Required work: Work through the records that follow and return each line containing the word "title".
Content starts
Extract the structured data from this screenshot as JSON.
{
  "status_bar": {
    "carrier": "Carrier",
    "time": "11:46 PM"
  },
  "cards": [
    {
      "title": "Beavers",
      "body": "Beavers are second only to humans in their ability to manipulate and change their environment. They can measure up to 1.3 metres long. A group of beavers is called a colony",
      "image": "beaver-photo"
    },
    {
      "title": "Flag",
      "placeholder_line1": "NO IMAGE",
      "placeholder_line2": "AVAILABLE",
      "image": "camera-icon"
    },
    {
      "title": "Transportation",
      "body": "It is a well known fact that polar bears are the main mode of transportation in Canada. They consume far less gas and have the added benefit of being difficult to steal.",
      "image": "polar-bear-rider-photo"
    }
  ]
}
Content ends
Answer for the task:
      "title": "Beavers",
      "title": "Flag",
      "title": "Transportation",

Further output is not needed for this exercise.